This isn't an ultimatum, it's just a way to tell your partner what you want.
We all want to feel like our partners are committed to us. In fact, in a recent study commissioned by Benenden Health, one-third of the study participants said that they would feel more optimistic about their relationships if their partners showed them more commitment. On top of that, most married participants were significantly happier than their single fellow participants.
Here's how to get a guy to commit with three simple steps that will help you move towards the kind of committed relationship you really want.
1. Know what level of commitment you want.
Like most things in life, if you're unclear about what you really want out of a relationship then you're going to have a tough time getting it. Life tends to deliver to us exactly what we focus on, so if you're not focused on what you truly want, then it's time to define for yourself exactly what commitment looks like to you.
Does it mean dating exclusively? Do you want an engagement ring on your finger or is a verbal profession of love good enough for you? Are you the type of person who feels that it's not a true commitment until you drive off in the limo with the "just married" sign taped on the trunk? These are all questions that you need to answer honestly with yourself.
2. Know your timeline.

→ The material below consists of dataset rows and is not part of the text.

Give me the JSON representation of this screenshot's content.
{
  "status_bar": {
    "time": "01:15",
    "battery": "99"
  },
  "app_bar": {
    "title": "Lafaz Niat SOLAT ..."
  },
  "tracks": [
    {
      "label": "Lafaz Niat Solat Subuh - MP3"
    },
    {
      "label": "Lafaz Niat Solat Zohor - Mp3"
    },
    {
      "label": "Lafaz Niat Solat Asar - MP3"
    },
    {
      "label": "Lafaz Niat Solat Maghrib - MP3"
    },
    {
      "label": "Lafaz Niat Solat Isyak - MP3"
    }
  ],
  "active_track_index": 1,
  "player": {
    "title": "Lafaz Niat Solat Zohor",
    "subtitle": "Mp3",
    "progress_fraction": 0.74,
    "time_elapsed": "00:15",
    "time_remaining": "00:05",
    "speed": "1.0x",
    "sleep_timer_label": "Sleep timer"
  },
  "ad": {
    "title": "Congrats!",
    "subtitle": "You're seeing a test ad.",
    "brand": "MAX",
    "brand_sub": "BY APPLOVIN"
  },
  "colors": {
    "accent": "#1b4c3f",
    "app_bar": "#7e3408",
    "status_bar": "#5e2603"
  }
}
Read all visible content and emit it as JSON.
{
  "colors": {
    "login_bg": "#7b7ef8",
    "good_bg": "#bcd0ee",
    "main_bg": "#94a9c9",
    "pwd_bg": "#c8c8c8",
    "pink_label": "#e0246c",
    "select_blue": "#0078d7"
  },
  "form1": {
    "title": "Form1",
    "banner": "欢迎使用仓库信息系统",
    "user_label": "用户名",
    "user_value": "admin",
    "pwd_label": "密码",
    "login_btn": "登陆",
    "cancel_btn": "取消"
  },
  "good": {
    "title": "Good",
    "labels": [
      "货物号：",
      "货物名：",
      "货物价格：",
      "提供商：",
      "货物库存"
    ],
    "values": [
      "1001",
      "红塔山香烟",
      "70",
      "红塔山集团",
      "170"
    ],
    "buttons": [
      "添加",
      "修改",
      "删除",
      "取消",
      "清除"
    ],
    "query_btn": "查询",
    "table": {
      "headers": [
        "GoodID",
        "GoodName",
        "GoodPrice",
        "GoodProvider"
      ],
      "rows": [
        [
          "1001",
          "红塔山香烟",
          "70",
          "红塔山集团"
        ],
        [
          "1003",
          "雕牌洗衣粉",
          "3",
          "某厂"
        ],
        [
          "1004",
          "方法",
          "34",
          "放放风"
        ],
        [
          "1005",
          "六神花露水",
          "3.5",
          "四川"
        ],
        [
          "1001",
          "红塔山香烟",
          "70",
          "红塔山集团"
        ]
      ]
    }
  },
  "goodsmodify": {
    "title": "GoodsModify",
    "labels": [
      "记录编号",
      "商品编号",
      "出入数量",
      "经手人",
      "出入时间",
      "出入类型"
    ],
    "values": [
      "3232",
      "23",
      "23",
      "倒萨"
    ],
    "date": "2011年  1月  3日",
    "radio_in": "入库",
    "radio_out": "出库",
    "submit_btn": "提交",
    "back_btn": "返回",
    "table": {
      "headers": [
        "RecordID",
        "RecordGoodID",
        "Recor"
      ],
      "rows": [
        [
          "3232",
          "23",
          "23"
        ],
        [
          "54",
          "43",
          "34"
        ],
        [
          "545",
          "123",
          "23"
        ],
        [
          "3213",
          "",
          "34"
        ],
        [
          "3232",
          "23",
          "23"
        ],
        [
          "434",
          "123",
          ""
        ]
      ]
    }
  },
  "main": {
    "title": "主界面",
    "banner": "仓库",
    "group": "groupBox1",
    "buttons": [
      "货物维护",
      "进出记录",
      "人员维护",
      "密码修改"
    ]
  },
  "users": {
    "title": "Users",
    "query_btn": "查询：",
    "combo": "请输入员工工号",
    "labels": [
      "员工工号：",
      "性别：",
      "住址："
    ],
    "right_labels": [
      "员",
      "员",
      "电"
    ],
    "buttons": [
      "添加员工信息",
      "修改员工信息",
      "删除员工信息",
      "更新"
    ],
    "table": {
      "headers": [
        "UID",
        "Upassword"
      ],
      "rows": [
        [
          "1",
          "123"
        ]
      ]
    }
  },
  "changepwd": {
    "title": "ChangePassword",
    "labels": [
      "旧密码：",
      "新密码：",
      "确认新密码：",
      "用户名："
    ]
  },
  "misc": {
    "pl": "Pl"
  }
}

Relationships take time to develop, but you don't want to wait forever for things to move along. Typically, this time restriction is felt more by women who want children and are approaching the latter part of their prime child-bearing years, but this is not always the case.
Why waste time with the wrong person when it's clear that you aren't heading towards the kind of committed relationship you really want? Even in your early years with your whole life ahead of you, if you're staying in a stagnant relationship, then all you're doing is blocking the way for the right guy who really does want the same kind of commitment that you want.
So make sure that you are clear in your own mind about just how long you are willing to wait for things to progress to where you want them to be.
3. Figure out whether you both want the same commitment.
Your partner cannot read your mind. If you feel that your relationship is not progressing the way you'd like, then it's important to bring it up to your partner. Don't look at this as an ultimatum — which has such a negative connotation — but more as properly communicating with your partner about what you want in life.
If you can't communicate your needs and desires, then you're going to have more problems in your relationship than this one. And if talking about commitment with your partner scares him off and you find yourself single again, think positively. Now you're open to meeting a guy who shares the same need for commitment as you and you're on the path to finding a healthier, happier relationship.
Just know that it really is all about you. You are in control of your own destiny where a committed relationship is concerned.
If you and your partner are in different places regarding the level of commitment you want in your relationship, then you need to be honest with yourself and decide for yourself the actions you're going to take. It's your love life; you might as well make it what you really want.
Jane Garapick knows firsthand what it's like to have a broken heart, a broken dream and a broken you. She writes about adventures on the rocky road to finding Mr. Right at www.gettingtotruelove.com. To get started on your own personal journey to true love, download Jane's complimentary guide "Find Your True Love: 10 Simple Steps to Getting the Love You Want ... and Deserve"